NOLAN STAGE HYPOTHESIS
The stages-of-growth model is a theoretical model for the growth of information technology (IT) in a business or similar organization. It was developed by Richard L. Nolan during the 1970s, and published by him in the Harvard Business Review. Development
Both articles describing the stages were first published in the Harvard Business Review. The first proposal was made in 1973 and consisted of only four stages. Two additional stages were added in 1979 to complete his six stage model.  Summary
Nolan’s model concerns the general approach to IT in business. The model proposes that evolution of IT in organizations begins slowly in Stage I, the "initiation" stage.This stage is marked by "hands off" user awareness and an emphasis on functional applications to reduce costs. Stage I is followed by further growth of IT in the "contagion" stage. In this stage there is a proliferation of applications as well as the potential for more problems to arise. During Stage III a need for "control" arises. Centralized controls are put in place and a shift occurs from management of computers to management of data resources. Next, in Stage IV, "integration" of diverse technological solutions evolves. Management of data allows development without increasing IT expenditures in Stage V. Finally, in Stage VI, "maturity",high control is exercised by using all the information from the previous stages.  Stage I – Initiation

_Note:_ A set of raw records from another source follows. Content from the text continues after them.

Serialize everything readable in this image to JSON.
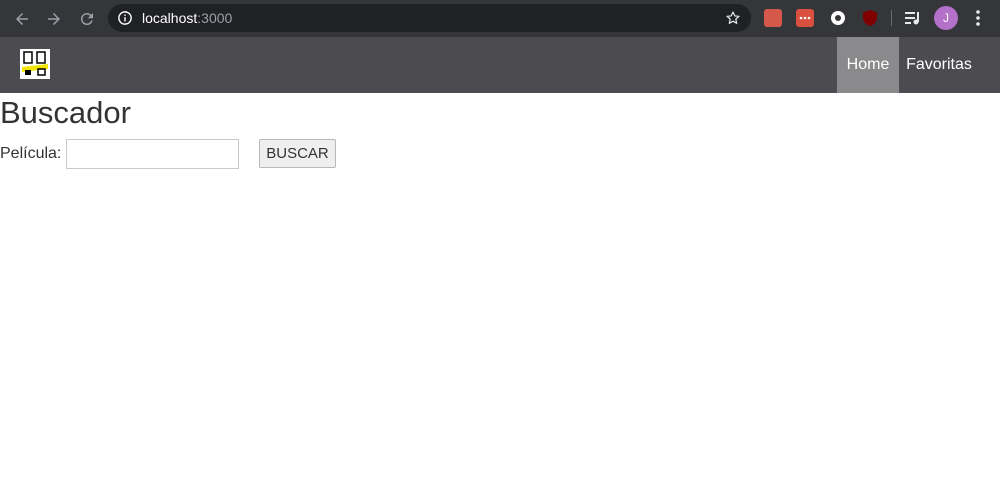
{
  "browser": {
    "url_host": "localhost",
    "url_port": ":3000",
    "avatar_initial": "J",
    "extension_icons": [
      "ext-camera-icon",
      "ext-dots-icon",
      "ext-circle-icon",
      "ext-ublock-icon"
    ],
    "colors": {
      "toolbar": "#35363a",
      "omnibox": "#202124",
      "avatar": "#b571c9"
    }
  },
  "navbar": {
    "home_label": "Home",
    "favorites_label": "Favoritas",
    "colors": {
      "background": "#4b4b50",
      "active": "#8a8a8c"
    }
  },
  "main": {
    "title": "Buscador",
    "movie_label": "Película:",
    "movie_value": "",
    "search_button_label": "BUSCAR"
  }
}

In this stage, information technology is first introduced into the organization. According to Nolan’s article in 1973, computers were introduced into companies for two reasons. The first reason deals with the company reaching a size where the administrative processes cannot be accomplished without computers. Also, the success of the business justifies large investment in specialized equipment. The second reason deals with computational needs. Nolan defined the critical...